Liminality: A psychological or metaphysical state of being on the “threshold” of or between two different planes…
British anthropologist, Victor Turner spent his life documenting the rituals and rites of passage of primitive societies. He was fascinated by how members of these communities would, from time to time, separate themselves from the boundaries and distinctions of ‘normal’ tribal life, to enter what he termed ‘liminal’ time: thresholds of unusual experience where individuals would be imbued with fresh spiritual insights, creative powers and deep healing.
Liminal moments were journeys, both physical and metaphysical: vision quests, walkabouts, ‘betwixt and between’ instances where prior notions of status and certainty buckled to flux and chaos, but so too, profound inner transformation.
Liminal time was simultaneously revered and considered taboo, a mysterious plane to dwell for too long: risky, perhaps even dangerous.
It is the latter attitude alone that befits the modern world’s perception of in-betweenness.
Western thought rarely celebrates being ‘in-between’. It prefers certainties and distinctions – boundaries – an attitude and disdain that appears rooted in the dominant thought systems of our time. As author George P. Hanson articulates:
Our way of thinking is governed by Aristotelian logic. In this system, the “law of the excluded middle” specifies that there is no middle ground. Culture is rationalised; the betwixt and between is excluded from thought.
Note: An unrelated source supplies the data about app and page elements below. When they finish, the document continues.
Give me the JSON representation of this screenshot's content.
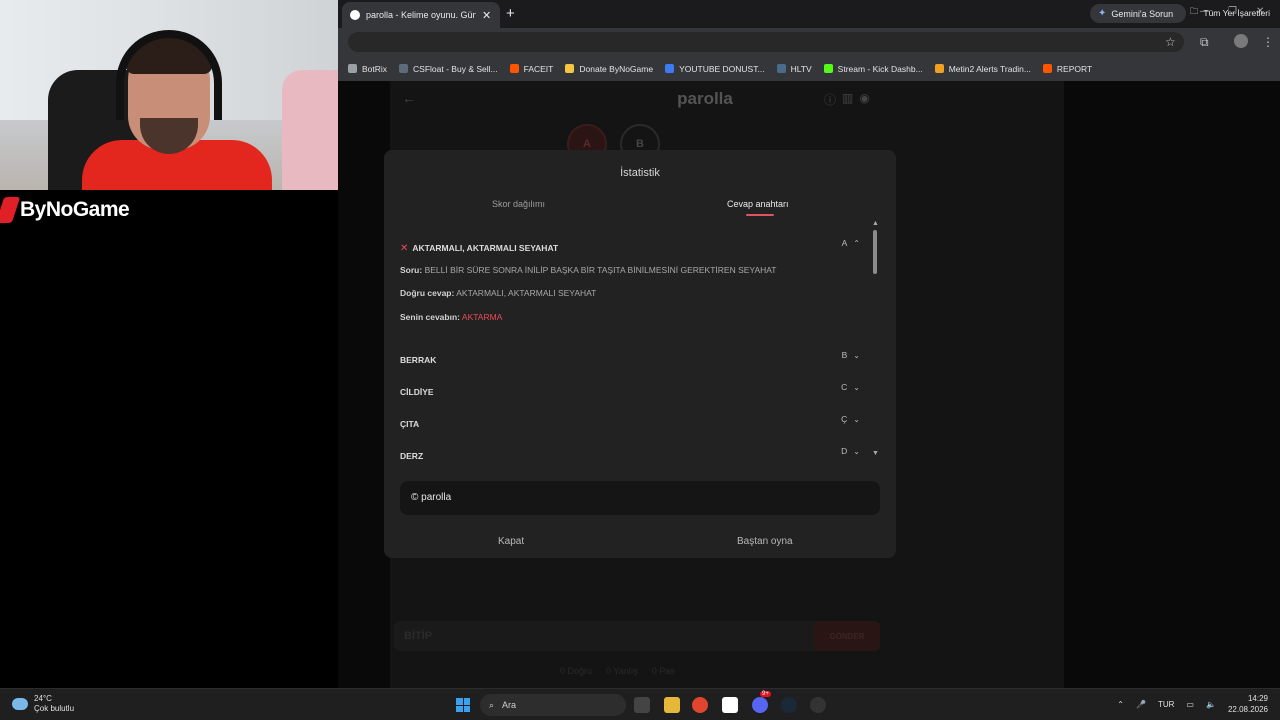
{
  "overlay": {
    "brand": "ByNoGame"
  },
  "browser": {
    "tab_title": "parolla - Kelime oyunu. Günlük",
    "new_tab": "+",
    "gemini_label": "Gemini'a Sorun",
    "bookmarks": [
      {
        "label": "BotRix",
        "color": "#9aa0a6"
      },
      {
        "label": "CSFloat - Buy & Sell...",
        "color": "#5d6b7a"
      },
      {
        "label": "FACEIT",
        "color": "#ff5500"
      },
      {
        "label": "Donate ByNoGame",
        "color": "#f5c542"
      },
      {
        "label": "YOUTUBE DONUST...",
        "color": "#3d7bf5"
      },
      {
        "label": "HLTV",
        "color": "#4a6b8a"
      },
      {
        "label": "Stream - Kick Dashb...",
        "color": "#53fc18"
      },
      {
        "label": "Metin2 Alerts Tradin...",
        "color": "#f0a020"
      },
      {
        "label": "REPORT",
        "color": "#ff5500"
      }
    ],
    "all_bookmarks": "Tüm Yer İşaretleri"
  },
  "game": {
    "title": "parolla",
    "letters": [
      "A",
      "B"
    ],
    "answer_placeholder": "BİTİP",
    "send_label": "GÖNDER",
    "stats": [
      "0 Doğru",
      "0 Yanlış",
      "0 Pas"
    ]
  },
  "modal": {
    "title": "İstatistik",
    "tabs": [
      "Skor dağılımı",
      "Cevap anahtarı"
    ],
    "active_tab": "Cevap anahtarı",
    "expanded": {
      "word": "AKTARMALI, AKTARMALI SEYAHAT",
      "letter": "A",
      "question_label": "Soru:",
      "question": "BELLİ BİR SÜRE SONRA İNİLİP BAŞKA BİR TAŞITA BİNİLMESİNİ GEREKTİREN SEYAHAT",
      "correct_label": "Doğru cevap:",
      "correct": "AKTARMALI, AKTARMALI SEYAHAT",
      "yours_label": "Senin cevabın:",
      "yours": "AKTARMA"
    },
    "rows": [
      {
        "word": "BERRAK",
        "letter": "B"
      },
      {
        "word": "CİLDİYE",
        "letter": "C"
      },
      {
        "word": "ÇITA",
        "letter": "Ç"
      },
      {
        "word": "DERZ",
        "letter": "D"
      }
    ],
    "footer": "© parolla",
    "close_label": "Kapat",
    "restart_label": "Baştan oyna"
  },
  "taskbar": {
    "temp": "24°C",
    "weather": "Çok bulutlu",
    "search_placeholder": "Ara",
    "lang": "TUR",
    "time": "14:29",
    "date": "22.08.2026",
    "notification_count": "9+"
  }
}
We dig knowns, and fear the ‘un’. We force complexity into manageable boxes, where it sits, misunderstood and neglected. Meanwhile, we struggle with sexuality, fluidity, nuance, the metaphysical, the imaginary. We live in the future, the past, and rarely the present. When conflict arises, “You’re either with us, or against us.” “A” is either “A” or “not A”. We exclude ‘the middle’ to our detriment.
It’s worth remembering that a boundary is not just a separation of sides, but also the space that unites them.
The state of the world at present is nothing if not in-between. The old is crumbling to make way for the new. We’re living Gramsci’s interregnum, the Kairos, the cresting wave that we either hang ten our collective longboard on – and find direction – or get pummeled in the whitewash.
In a liminal time, perceptions change. Thought processes, beliefs, stories we tell ourselves about who we are. By embracing the excluded middle, holding space for complexity, by telling new tales through fresh lenses – honest ones, with truth – we hold the in-between, and gain ground.
– Dool, 2016